_Exercise prompt_
Reproduce each line of the entries that carries "accent".

Top of Data for review

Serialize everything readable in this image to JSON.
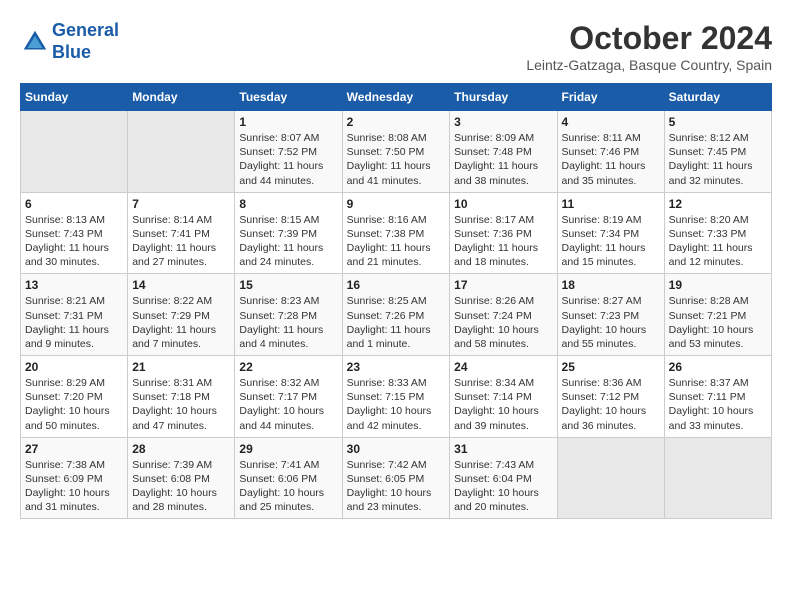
{
  "header": {
    "logo_line1": "General",
    "logo_line2": "Blue",
    "month_title": "October 2024",
    "location": "Leintz-Gatzaga, Basque Country, Spain"
  },
  "weekdays": [
    "Sunday",
    "Monday",
    "Tuesday",
    "Wednesday",
    "Thursday",
    "Friday",
    "Saturday"
  ],
  "weeks": [
    [
      {
        "day": "",
        "info": ""
      },
      {
        "day": "",
        "info": ""
      },
      {
        "day": "1",
        "info": "Sunrise: 8:07 AM\nSunset: 7:52 PM\nDaylight: 11 hours and 44 minutes."
      },
      {
        "day": "2",
        "info": "Sunrise: 8:08 AM\nSunset: 7:50 PM\nDaylight: 11 hours and 41 minutes."
      },
      {
        "day": "3",
        "info": "Sunrise: 8:09 AM\nSunset: 7:48 PM\nDaylight: 11 hours and 38 minutes."
      },
      {
        "day": "4",
        "info": "Sunrise: 8:11 AM\nSunset: 7:46 PM\nDaylight: 11 hours and 35 minutes."
      },
      {
        "day": "5",
        "info": "Sunrise: 8:12 AM\nSunset: 7:45 PM\nDaylight: 11 hours and 32 minutes."
      }
    ],
    [
      {
        "day": "6",
        "info": "Sunrise: 8:13 AM\nSunset: 7:43 PM\nDaylight: 11 hours and 30 minutes."
      },
      {
        "day": "7",
        "info": "Sunrise: 8:14 AM\nSunset: 7:41 PM\nDaylight: 11 hours and 27 minutes."
      },
      {
        "day": "8",
        "info": "Sunrise: 8:15 AM\nSunset: 7:39 PM\nDaylight: 11 hours and 24 minutes."
      },
      {
        "day": "9",
        "info": "Sunrise: 8:16 AM\nSunset: 7:38 PM\nDaylight: 11 hours and 21 minutes."
      },
      {
        "day": "10",
        "info": "Sunrise: 8:17 AM\nSunset: 7:36 PM\nDaylight: 11 hours and 18 minutes."
      },
      {
        "day": "11",
        "info": "Sunrise: 8:19 AM\nSunset: 7:34 PM\nDaylight: 11 hours and 15 minutes."
      },
      {
        "day": "12",
        "info": "Sunrise: 8:20 AM\nSunset: 7:33 PM\nDaylight: 11 hours and 12 minutes."
      }
    ],
    [
      {
        "day": "13",
        "info": "Sunrise: 8:21 AM\nSunset: 7:31 PM\nDaylight: 11 hours and 9 minutes."
      },
      {
        "day": "14",
        "info": "Sunrise: 8:22 AM\nSunset: 7:29 PM\nDaylight: 11 hours and 7 minutes."
      },
      {
        "day": "15",
        "info": "Sunrise: 8:23 AM\nSunset: 7:28 PM\nDaylight: 11 hours and 4 minutes."
      },
      {
        "day": "16",
        "info": "Sunrise: 8:25 AM\nSunset: 7:26 PM\nDaylight: 11 hours and 1 minute."
      },
      {
        "day": "17",
        "info": "Sunrise: 8:26 AM\nSunset: 7:24 PM\nDaylight: 10 hours and 58 minutes."
      },
      {
        "day": "18",
        "info": "Sunrise: 8:27 AM\nSunset: 7:23 PM\nDaylight: 10 hours and 55 minutes."
      },
      {
        "day": "19",
        "info": "Sunrise: 8:28 AM\nSunset: 7:21 PM\nDaylight: 10 hours and 53 minutes."
      }
    ],
    [
      {
        "day": "20",
        "info": "Sunrise: 8:29 AM\nSunset: 7:20 PM\nDaylight: 10 hours and 50 minutes."
      },
      {
        "day": "21",
        "info": "Sunrise: 8:31 AM\nSunset: 7:18 PM\nDaylight: 10 hours and 47 minutes."
      },
      {
        "day": "22",
        "info": "Sunrise: 8:32 AM\nSunset: 7:17 PM\nDaylight: 10 hours and 44 minutes."
      },
      {
        "day": "23",
        "info": "Sunrise: 8:33 AM\nSunset: 7:15 PM\nDaylight: 10 hours and 42 minutes."
      },
      {
        "day": "24",
        "info": "Sunrise: 8:34 AM\nSunset: 7:14 PM\nDaylight: 10 hours and 39 minutes."
      },
      {
        "day": "25",
        "info": "Sunrise: 8:36 AM\nSunset: 7:12 PM\nDaylight: 10 hours and 36 minutes."
      },
      {
        "day": "26",
        "info": "Sunrise: 8:37 AM\nSunset: 7:11 PM\nDaylight: 10 hours and 33 minutes."
      }
    ],
    [
      {
        "day": "27",
        "info": "Sunrise: 7:38 AM\nSunset: 6:09 PM\nDaylight: 10 hours and 31 minutes."
      },
      {
        "day": "28",
        "info": "Sunrise: 7:39 AM\nSunset: 6:08 PM\nDaylight: 10 hours and 28 minutes."
      },
      {
        "day": "29",
        "info": "Sunrise: 7:41 AM\nSunset: 6:06 PM\nDaylight: 10 hours and 25 minutes."
      },
      {
        "day": "30",
        "info": "Sunrise: 7:42 AM\nSunset: 6:05 PM\nDaylight: 10 hours and 23 minutes."
      },
      {
        "day": "31",
        "info": "Sunrise: 7:43 AM\nSunset: 6:04 PM\nDaylight: 10 hours and 20 minutes."
      },
      {
        "day": "",
        "info": ""
      },
      {
        "day": "",
        "info": ""
      }
    ]
  ]
}
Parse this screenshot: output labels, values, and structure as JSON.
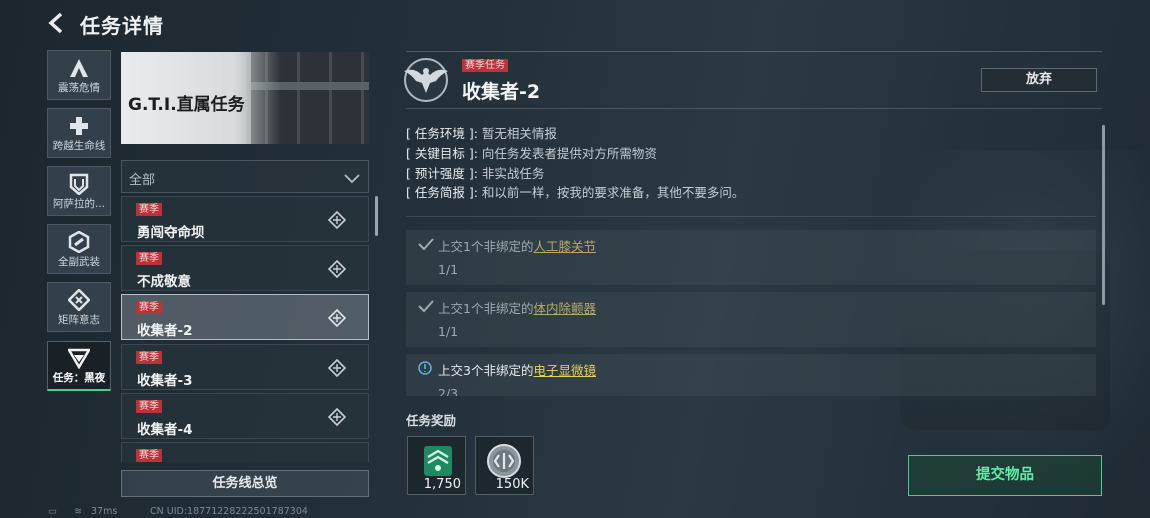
{
  "header": {
    "title": "任务详情"
  },
  "sidebar": {
    "items": [
      {
        "label": "震荡危情",
        "icon": "triangle-a-icon"
      },
      {
        "label": "跨越生命线",
        "icon": "medical-cross-icon"
      },
      {
        "label": "阿萨拉的...",
        "icon": "shield-icon"
      },
      {
        "label": "全副武装",
        "icon": "gear-hex-icon"
      },
      {
        "label": "矩阵意志",
        "icon": "diamond-chevron-icon"
      },
      {
        "label": "任务：黑夜",
        "icon": "v-chevron-icon"
      }
    ]
  },
  "banner": {
    "title": "G.T.I.直属任务"
  },
  "filter": {
    "selected": "全部"
  },
  "quests": [
    {
      "tag": "赛季",
      "name": "勇闯夺命坝"
    },
    {
      "tag": "赛季",
      "name": "不成敬意"
    },
    {
      "tag": "赛季",
      "name": "收集者-2"
    },
    {
      "tag": "赛季",
      "name": "收集者-3"
    },
    {
      "tag": "赛季",
      "name": "收集者-4"
    },
    {
      "tag": "赛季",
      "name": ""
    }
  ],
  "overview_button": "任务线总览",
  "statusbar": {
    "ping": "37ms",
    "uid": "CN UID:18771228222501787304"
  },
  "detail": {
    "tag": "赛季任务",
    "title": "收集者-2",
    "abandon": "放弃",
    "info": [
      {
        "key": "[ 任务环境 ]:",
        "value": "暂无相关情报"
      },
      {
        "key": "[ 关键目标 ]:",
        "value": "向任务发表者提供对方所需物资"
      },
      {
        "key": "[ 预计强度 ]:",
        "value": "非实战任务"
      },
      {
        "key": "[ 任务简报 ]:",
        "value": "和以前一样，按我的要求准备，其他不要多问。"
      }
    ],
    "objectives": [
      {
        "prefix": "上交1个非绑定的",
        "item": "人工膝关节",
        "progress": "1/1",
        "done": true
      },
      {
        "prefix": "上交1个非绑定的",
        "item": "体内除颤器",
        "progress": "1/1",
        "done": true
      },
      {
        "prefix": "上交3个非绑定的",
        "item": "电子显微镜",
        "progress": "2/3",
        "done": false
      }
    ],
    "reward_label": "任务奖励",
    "rewards": [
      {
        "value": "1,750",
        "icon": "experience-badge-icon"
      },
      {
        "value": "150K",
        "icon": "coin-icon"
      }
    ],
    "submit": "提交物品"
  },
  "colors": {
    "accent": "#3fd28e",
    "season_tag": "#b8343a",
    "item_link": "#e9cf5b"
  }
}
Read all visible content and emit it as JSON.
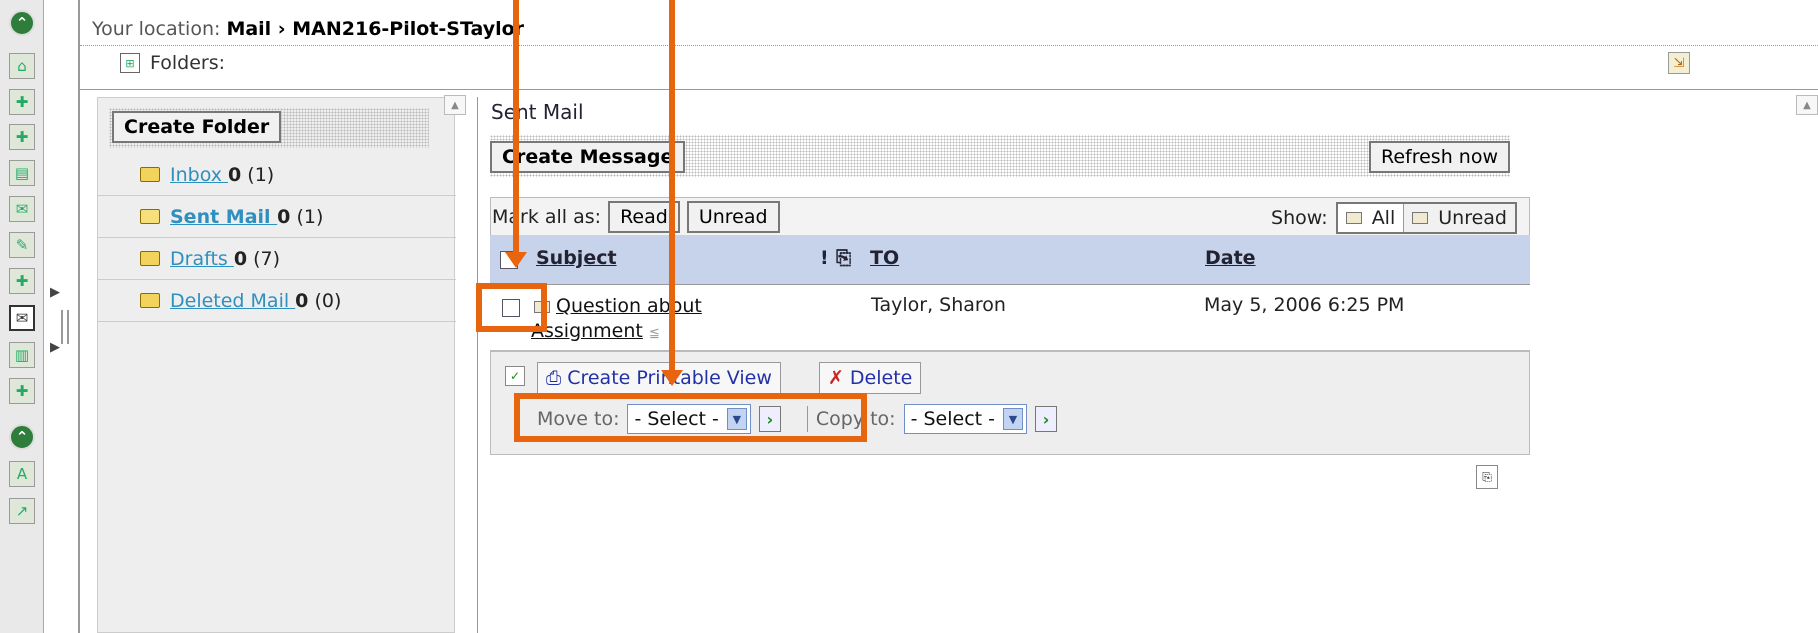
{
  "location": {
    "label": "Your location:",
    "path": "Mail › MAN216-Pilot-STaylor"
  },
  "folders_header": "Folders:",
  "left": {
    "create_folder": "Create Folder",
    "folders": [
      {
        "name": "Inbox ",
        "unread": "0",
        "total": " (1)"
      },
      {
        "name": "Sent Mail ",
        "unread": "0",
        "total": " (1)"
      },
      {
        "name": "Drafts ",
        "unread": "0",
        "total": " (7)"
      },
      {
        "name": "Deleted Mail ",
        "unread": "0",
        "total": " (0)"
      }
    ]
  },
  "right": {
    "title": "Sent Mail",
    "create_message": "Create Message",
    "refresh": "Refresh now",
    "mark_all_as": "Mark all as:",
    "read": "Read",
    "unread": "Unread",
    "show": "Show:",
    "show_all": "All",
    "show_unread": "Unread",
    "columns": {
      "subject": "Subject",
      "priority": "!",
      "to": "TO",
      "date": "Date"
    },
    "message": {
      "subject_line1": "Question about",
      "subject_line2": "Assignment",
      "to": "Taylor, Sharon",
      "date": "May 5, 2006 6:25 PM"
    },
    "printable": "Create Printable View",
    "delete": "Delete",
    "move_to": "Move to:",
    "copy_to": "Copy to:",
    "select_placeholder": "- Select -"
  },
  "icons": {
    "rail": [
      "collapse-icon",
      "home-icon",
      "site-icon",
      "user-add-icon",
      "calendar-icon",
      "discussion-icon",
      "pin-icon",
      "resource-icon",
      "mail-icon",
      "document-icon",
      "globe-icon",
      "collapse-icon",
      "assessment-icon",
      "chart-icon"
    ]
  },
  "colors": {
    "annotation": "#e8650f",
    "header_bg": "#c7d3ea",
    "link": "#2f8fbf"
  }
}
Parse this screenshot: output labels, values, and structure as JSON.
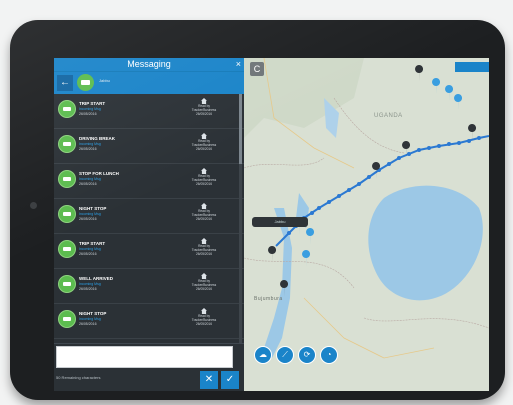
{
  "panel": {
    "title": "Messaging",
    "close_glyph": "×",
    "back_glyph": "←",
    "sub_label": "Jabbu"
  },
  "messages": [
    {
      "title": "TRIP START",
      "sub": "Incoming Msg",
      "date": "26/05/2016",
      "status": [
        "Read by",
        "Tracker/Business",
        "26/05/2016"
      ]
    },
    {
      "title": "DRIVING BREAK",
      "sub": "Incoming Msg",
      "date": "26/05/2016",
      "status": [
        "Read by",
        "Tracker/Business",
        "26/05/2016"
      ]
    },
    {
      "title": "STOP FOR LUNCH",
      "sub": "Incoming Msg",
      "date": "26/05/2016",
      "status": [
        "Read by",
        "Tracker/Business",
        "26/05/2016"
      ]
    },
    {
      "title": "NIGHT STOP",
      "sub": "Incoming Msg",
      "date": "26/05/2016",
      "status": [
        "Read by",
        "Tracker/Business",
        "26/05/2016"
      ]
    },
    {
      "title": "TRIP START",
      "sub": "Incoming Msg",
      "date": "26/05/2016",
      "status": [
        "Read by",
        "Tracker/Business",
        "26/05/2016"
      ]
    },
    {
      "title": "WELL ARRIVED",
      "sub": "Incoming Msg",
      "date": "26/05/2016",
      "status": [
        "Read by",
        "Tracker/Business",
        "26/05/2016"
      ]
    },
    {
      "title": "NIGHT STOP",
      "sub": "Incoming Msg",
      "date": "26/05/2016",
      "status": [
        "Read by",
        "Tracker/Business",
        "26/05/2016"
      ]
    }
  ],
  "compose": {
    "placeholder": "",
    "remaining": "50 Remaining characters",
    "cancel_glyph": "✕",
    "send_glyph": "✓"
  },
  "map": {
    "refresh_glyph": "C",
    "labels": {
      "uganda": "UGANDA",
      "bujumbura": "Bujumbura"
    },
    "tooltip": "Jabbu",
    "tools": [
      "cloud-icon",
      "route-icon",
      "refresh-circle-icon",
      "gauge-icon"
    ],
    "colors": {
      "accent": "#1a84c9",
      "lake": "#9cc8e6",
      "land": "#d6ddd1",
      "track": "#2b79d2"
    }
  }
}
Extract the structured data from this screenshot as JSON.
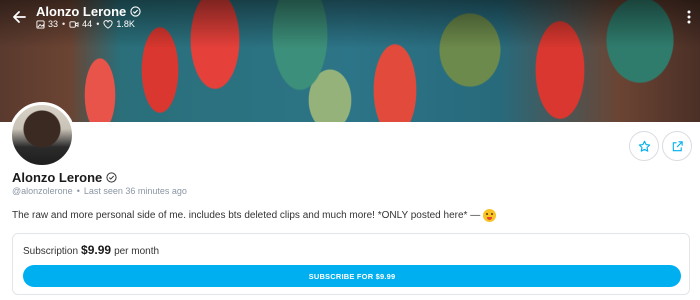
{
  "header": {
    "title": "Alonzo Lerone",
    "stats": {
      "posts": "33",
      "videos": "44",
      "likes": "1.8K"
    }
  },
  "profile": {
    "name": "Alonzo Lerone",
    "handle": "@alonzolerone",
    "last_seen": "Last seen 36 minutes ago",
    "bio": "The raw and more personal side of me. includes bts deleted clips and much more! *ONLY posted here* —"
  },
  "subscription": {
    "label": "Subscription",
    "price": "$9.99",
    "period": "per month",
    "button_label": "SUBSCRIBE FOR $9.99"
  },
  "colors": {
    "accent": "#00aff0"
  }
}
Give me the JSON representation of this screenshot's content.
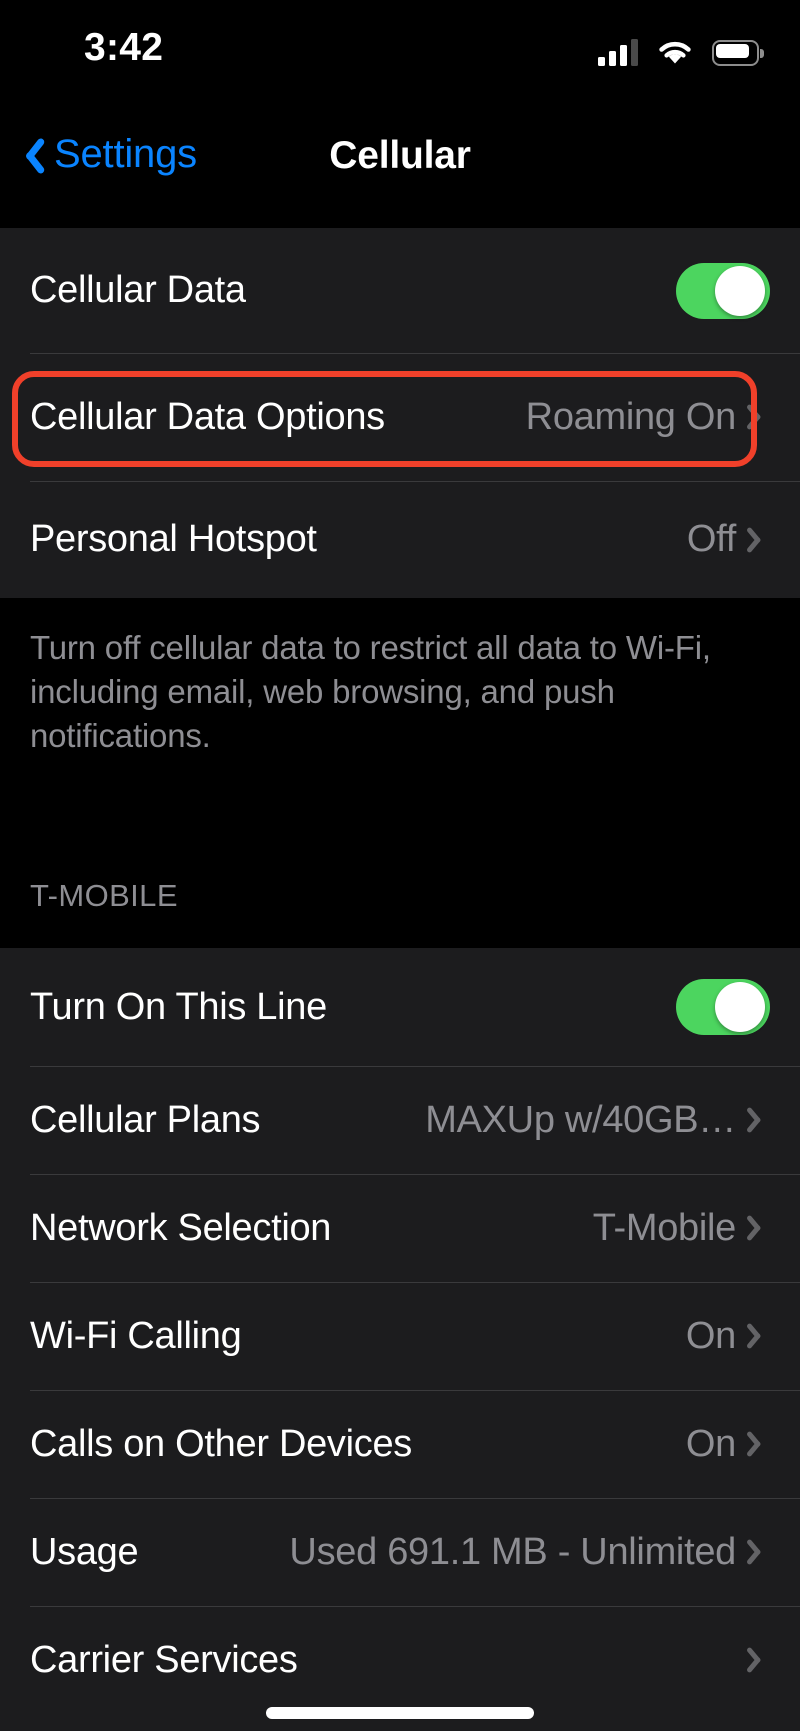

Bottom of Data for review

_Solution to this task_
    "accent": "#3fd28e",
      "accent": "#1a84c9",
    "accent": "#00aff0"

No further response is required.